Keeping your family unexposed to the elements outdoors and looters is the only sure way to defend them, so unless there is an emergency shelter accessible it is prudent to become as sustainable as possible in your home. As a bare minimum, the FDA recommends creating a supplies kit that would last your household at least 72 hours. A household able to function without requiring travel or delivery for resources is ideal, though only possible through meticulous planning.
A steady supply of preserved, dehydrated, or garden-grown foods is your first concern. Your food supply should be non-perishable; but this can make avoiding salty, dehydrating foods difficult. Seek out salt-free or low sodium versions of foods that your family enjoys. Dry mixes and dehydrated foods are a popular choice amongst preppers for their healthiness and shelf-life. Canned foods are feasible, though usually come steeped in salt and other preservatives. Generally, any food which requires neither cooking nor refrigeration is best.
Keeping a potable water supply besides your water system is another essential part of a good survival plan in your family. Some types of water contamination can be boiled away, though this form of sanitation can be inconsistent and requires a fuel source. Bottled water can be helpful, though scarcity and expiration dates definitely limits their use. For in-depth advice on properly sanitizing different outdoor and indoor water sources, see this pamphlet by the Red Cross. The popular rule of thumb is that you should have a gallon of water per individual to cover both their hydration and sanitary needs. If your emergency situation is in a particularly hot climate, you may need to double or even triple this standard.
Have a family plan
Preparation is the biggest factors playing in your odds for survival in any emergency – and natural disasters are no exception.

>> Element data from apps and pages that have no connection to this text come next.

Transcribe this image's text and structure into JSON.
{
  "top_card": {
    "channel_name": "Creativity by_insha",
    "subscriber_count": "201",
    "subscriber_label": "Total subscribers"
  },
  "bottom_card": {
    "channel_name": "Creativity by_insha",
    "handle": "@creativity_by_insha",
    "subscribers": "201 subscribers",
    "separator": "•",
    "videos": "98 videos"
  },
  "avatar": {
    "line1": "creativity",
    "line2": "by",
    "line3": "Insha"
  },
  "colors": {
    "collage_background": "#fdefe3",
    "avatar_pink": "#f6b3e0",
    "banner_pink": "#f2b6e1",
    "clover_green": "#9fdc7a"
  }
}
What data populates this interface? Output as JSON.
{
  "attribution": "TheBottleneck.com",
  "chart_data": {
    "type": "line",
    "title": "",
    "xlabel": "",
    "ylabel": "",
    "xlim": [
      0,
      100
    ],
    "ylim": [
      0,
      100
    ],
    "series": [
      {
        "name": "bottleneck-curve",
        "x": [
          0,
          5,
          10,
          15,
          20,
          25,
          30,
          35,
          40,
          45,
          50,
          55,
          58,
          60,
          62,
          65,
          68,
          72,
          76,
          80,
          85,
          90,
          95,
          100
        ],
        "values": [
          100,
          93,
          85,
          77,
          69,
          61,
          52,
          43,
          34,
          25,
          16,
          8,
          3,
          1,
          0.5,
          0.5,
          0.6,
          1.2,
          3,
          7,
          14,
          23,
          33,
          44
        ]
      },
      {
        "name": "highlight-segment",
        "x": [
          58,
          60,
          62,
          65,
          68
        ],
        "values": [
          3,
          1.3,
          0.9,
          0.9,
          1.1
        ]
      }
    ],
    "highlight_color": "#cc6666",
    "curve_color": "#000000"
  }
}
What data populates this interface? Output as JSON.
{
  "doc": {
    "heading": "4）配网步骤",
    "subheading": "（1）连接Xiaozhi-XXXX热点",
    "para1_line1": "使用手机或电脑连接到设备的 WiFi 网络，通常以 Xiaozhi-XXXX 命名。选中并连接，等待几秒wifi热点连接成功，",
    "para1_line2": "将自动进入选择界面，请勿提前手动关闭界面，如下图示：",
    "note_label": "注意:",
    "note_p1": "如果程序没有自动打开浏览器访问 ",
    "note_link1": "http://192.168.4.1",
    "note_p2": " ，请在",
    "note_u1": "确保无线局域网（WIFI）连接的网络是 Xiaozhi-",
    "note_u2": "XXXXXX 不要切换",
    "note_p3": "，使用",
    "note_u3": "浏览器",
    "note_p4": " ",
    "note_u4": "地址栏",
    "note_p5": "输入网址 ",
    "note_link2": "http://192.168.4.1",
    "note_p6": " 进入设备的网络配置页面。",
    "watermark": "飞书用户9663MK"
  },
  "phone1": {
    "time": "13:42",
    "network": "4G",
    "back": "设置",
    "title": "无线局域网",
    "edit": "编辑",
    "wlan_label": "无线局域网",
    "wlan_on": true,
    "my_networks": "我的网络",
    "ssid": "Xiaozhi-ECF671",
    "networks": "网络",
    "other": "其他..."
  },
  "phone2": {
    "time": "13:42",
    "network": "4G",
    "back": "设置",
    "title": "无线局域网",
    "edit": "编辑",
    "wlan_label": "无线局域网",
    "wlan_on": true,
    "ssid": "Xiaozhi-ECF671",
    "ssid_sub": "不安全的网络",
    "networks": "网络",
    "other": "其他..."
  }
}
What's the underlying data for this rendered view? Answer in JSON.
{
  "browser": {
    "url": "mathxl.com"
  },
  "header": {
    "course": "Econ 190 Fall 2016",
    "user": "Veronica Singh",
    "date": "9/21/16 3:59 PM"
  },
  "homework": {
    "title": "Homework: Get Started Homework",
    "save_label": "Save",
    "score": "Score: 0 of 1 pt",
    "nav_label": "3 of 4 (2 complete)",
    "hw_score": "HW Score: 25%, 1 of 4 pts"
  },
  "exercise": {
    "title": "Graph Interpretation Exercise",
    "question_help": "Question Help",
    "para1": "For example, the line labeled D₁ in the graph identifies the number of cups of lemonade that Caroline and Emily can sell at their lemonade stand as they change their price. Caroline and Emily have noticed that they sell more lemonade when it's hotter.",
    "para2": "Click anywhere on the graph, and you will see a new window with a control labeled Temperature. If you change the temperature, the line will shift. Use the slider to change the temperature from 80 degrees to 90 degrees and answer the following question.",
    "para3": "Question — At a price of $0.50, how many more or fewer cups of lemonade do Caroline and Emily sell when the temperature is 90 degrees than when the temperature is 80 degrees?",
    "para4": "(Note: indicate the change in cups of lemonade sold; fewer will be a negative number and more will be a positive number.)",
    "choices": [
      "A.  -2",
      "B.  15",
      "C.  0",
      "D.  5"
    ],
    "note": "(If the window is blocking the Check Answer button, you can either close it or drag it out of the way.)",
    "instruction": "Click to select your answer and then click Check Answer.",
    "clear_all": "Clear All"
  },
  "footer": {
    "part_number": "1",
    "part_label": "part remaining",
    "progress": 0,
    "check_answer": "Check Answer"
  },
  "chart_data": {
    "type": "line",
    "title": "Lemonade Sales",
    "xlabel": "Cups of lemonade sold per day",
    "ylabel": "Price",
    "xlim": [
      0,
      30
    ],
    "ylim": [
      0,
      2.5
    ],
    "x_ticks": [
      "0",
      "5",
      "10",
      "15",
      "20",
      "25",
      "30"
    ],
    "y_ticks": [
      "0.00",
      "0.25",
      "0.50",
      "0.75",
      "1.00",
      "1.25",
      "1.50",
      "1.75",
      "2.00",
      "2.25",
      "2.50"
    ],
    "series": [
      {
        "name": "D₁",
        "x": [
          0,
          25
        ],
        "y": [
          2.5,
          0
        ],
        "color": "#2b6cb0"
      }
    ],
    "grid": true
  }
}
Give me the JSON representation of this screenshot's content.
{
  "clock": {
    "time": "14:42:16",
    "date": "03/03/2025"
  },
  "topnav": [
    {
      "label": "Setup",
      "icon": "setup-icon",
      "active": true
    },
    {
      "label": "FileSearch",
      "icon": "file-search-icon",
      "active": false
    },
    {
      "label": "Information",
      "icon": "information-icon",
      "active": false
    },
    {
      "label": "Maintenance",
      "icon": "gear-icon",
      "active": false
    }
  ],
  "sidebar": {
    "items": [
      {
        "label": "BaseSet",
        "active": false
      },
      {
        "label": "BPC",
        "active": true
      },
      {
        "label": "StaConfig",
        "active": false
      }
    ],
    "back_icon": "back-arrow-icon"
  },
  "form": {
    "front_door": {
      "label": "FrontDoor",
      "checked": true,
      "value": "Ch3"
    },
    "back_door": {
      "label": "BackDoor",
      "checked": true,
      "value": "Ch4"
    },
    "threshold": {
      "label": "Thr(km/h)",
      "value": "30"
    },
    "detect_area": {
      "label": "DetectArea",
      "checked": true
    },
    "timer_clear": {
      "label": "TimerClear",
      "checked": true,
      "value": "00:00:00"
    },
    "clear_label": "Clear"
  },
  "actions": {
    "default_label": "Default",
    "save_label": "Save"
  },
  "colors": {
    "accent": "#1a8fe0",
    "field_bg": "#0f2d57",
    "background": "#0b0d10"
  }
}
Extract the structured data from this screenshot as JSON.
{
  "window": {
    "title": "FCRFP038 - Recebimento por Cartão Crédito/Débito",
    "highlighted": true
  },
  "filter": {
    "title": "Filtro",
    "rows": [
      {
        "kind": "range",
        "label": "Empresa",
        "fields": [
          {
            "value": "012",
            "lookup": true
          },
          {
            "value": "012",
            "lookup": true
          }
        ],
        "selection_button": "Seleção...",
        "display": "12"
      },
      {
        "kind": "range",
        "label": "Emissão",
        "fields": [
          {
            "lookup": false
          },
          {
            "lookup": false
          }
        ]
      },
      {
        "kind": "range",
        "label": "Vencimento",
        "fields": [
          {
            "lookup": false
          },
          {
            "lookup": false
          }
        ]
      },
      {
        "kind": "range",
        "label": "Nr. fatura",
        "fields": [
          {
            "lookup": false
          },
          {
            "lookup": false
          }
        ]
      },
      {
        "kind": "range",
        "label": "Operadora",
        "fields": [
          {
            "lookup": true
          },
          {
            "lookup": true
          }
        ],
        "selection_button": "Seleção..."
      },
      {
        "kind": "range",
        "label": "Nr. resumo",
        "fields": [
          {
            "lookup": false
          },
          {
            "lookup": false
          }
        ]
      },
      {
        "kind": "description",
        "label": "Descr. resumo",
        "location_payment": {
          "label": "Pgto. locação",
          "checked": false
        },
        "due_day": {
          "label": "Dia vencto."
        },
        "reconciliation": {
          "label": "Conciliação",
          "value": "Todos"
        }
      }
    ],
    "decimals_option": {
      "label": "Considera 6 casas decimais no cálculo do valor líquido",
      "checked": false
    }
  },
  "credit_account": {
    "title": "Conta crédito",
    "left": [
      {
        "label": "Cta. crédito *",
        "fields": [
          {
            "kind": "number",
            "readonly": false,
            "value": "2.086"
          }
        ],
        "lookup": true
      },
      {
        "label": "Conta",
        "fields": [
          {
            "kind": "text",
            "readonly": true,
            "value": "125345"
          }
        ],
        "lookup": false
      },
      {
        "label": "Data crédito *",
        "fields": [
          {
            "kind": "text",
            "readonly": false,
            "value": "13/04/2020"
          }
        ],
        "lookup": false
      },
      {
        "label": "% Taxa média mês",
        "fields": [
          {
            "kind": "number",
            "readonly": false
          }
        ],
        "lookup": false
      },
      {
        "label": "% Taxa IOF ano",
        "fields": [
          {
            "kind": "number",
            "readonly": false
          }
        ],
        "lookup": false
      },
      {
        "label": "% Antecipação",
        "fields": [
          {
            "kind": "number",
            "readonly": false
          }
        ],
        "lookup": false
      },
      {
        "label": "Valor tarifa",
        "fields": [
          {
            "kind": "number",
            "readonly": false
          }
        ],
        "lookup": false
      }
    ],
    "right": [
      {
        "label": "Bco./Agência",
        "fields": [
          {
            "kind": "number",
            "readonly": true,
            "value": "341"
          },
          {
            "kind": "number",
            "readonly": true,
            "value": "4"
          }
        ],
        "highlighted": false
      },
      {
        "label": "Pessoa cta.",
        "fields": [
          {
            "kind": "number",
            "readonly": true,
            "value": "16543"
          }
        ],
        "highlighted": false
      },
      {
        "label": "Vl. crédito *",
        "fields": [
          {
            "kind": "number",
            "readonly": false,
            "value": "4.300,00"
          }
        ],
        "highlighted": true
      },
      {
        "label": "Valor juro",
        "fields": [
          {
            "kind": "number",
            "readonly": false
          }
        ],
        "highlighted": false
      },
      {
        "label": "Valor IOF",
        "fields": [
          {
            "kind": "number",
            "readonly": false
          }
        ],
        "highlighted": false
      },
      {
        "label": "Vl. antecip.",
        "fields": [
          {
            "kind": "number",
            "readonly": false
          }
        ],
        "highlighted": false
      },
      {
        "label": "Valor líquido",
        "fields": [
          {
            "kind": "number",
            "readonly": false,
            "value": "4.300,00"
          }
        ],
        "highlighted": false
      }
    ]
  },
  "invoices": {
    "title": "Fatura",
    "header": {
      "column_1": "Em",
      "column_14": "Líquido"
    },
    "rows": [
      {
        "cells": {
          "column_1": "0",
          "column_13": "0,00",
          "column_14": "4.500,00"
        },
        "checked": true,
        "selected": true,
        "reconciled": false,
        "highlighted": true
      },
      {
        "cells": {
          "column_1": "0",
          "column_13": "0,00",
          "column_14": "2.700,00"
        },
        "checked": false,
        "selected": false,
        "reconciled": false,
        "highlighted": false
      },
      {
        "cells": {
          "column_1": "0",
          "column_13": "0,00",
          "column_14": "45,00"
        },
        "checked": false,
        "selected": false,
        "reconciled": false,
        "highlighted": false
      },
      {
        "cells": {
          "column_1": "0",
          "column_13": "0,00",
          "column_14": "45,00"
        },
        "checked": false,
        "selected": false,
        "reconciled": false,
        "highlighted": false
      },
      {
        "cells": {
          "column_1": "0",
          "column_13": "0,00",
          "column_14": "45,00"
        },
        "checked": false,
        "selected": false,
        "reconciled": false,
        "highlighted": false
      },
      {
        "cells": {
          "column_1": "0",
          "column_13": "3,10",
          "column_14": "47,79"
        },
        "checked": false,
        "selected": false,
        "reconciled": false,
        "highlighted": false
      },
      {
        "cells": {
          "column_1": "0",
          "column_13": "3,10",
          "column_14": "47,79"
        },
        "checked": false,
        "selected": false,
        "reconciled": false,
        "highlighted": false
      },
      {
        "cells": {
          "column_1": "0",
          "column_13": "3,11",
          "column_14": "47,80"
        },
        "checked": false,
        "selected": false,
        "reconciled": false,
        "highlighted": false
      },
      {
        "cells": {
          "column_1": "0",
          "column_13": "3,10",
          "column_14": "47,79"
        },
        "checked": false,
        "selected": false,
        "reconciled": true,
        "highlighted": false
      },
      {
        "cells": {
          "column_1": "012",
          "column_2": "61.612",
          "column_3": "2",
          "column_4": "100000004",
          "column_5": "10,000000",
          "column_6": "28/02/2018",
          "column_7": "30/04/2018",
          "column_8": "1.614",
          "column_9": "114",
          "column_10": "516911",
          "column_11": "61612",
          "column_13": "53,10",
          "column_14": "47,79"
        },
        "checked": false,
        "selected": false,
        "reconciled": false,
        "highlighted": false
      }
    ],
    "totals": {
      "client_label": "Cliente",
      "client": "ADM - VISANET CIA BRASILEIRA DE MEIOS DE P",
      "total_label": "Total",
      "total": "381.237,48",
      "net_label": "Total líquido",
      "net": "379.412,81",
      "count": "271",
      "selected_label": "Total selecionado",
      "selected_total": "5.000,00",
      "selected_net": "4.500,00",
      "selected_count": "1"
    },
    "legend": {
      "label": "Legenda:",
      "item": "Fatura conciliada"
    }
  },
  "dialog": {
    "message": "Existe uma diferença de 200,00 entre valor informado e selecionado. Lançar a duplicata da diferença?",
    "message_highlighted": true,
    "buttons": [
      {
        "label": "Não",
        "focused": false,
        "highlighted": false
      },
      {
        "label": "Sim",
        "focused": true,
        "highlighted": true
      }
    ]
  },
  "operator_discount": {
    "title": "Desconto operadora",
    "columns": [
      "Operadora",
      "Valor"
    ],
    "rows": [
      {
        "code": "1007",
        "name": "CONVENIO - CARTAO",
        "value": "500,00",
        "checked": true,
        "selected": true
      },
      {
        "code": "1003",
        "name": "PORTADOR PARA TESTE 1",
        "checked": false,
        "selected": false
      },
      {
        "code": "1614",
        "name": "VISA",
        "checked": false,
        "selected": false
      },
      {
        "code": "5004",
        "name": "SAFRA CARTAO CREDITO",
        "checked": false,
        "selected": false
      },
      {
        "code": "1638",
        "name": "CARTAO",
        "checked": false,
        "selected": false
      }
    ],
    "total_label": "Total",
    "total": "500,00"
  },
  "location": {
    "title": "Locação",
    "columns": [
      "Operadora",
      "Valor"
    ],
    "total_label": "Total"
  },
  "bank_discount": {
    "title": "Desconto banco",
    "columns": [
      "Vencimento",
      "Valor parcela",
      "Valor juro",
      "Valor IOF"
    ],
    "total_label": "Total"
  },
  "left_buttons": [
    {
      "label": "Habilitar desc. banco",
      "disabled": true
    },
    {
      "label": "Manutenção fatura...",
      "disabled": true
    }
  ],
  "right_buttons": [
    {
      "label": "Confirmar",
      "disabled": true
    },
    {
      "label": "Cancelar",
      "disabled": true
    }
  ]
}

In order for your family’s emergency plan to be successful in survival and to keep your home secure, mutual planning is necessary. Each of your family should be aware of meeting areas for circumstances when family members need to leave or when a home invasion occurs. Share common emergency contact information and know precisely where to go when a member becomes separated.
Your plan should incorporate some basic kits of medical supplies, batteries, alternative power supplies, light sources, and anything else to cover the special needs of your family. If possible, stocking on medications that your family might require in advance is a good precaution. Make sure you have adequate tools that run independently of power, such as auxiliary locks for entrances with electronic locks and manual cooking appliances. Your primary concern for backup generators and other power sources should be for lighting and communications devices.
To enhance your home defense during power-down scenarios, there are a few modifications you can make. Equipping the front of your home with motion sensing lights can ward off potential looters. Alternatively, sealing main entrances with signage warning off looters can make your home less of a target – especially if leaving your home is necessary when resources run dry. Maintaining your presence known can be a powerful deterrent to burglars, but avoid making your resources or power obvious to outside observers.
What other tips would you recommend to families faced with a natural disaster to keep their family members and home safe?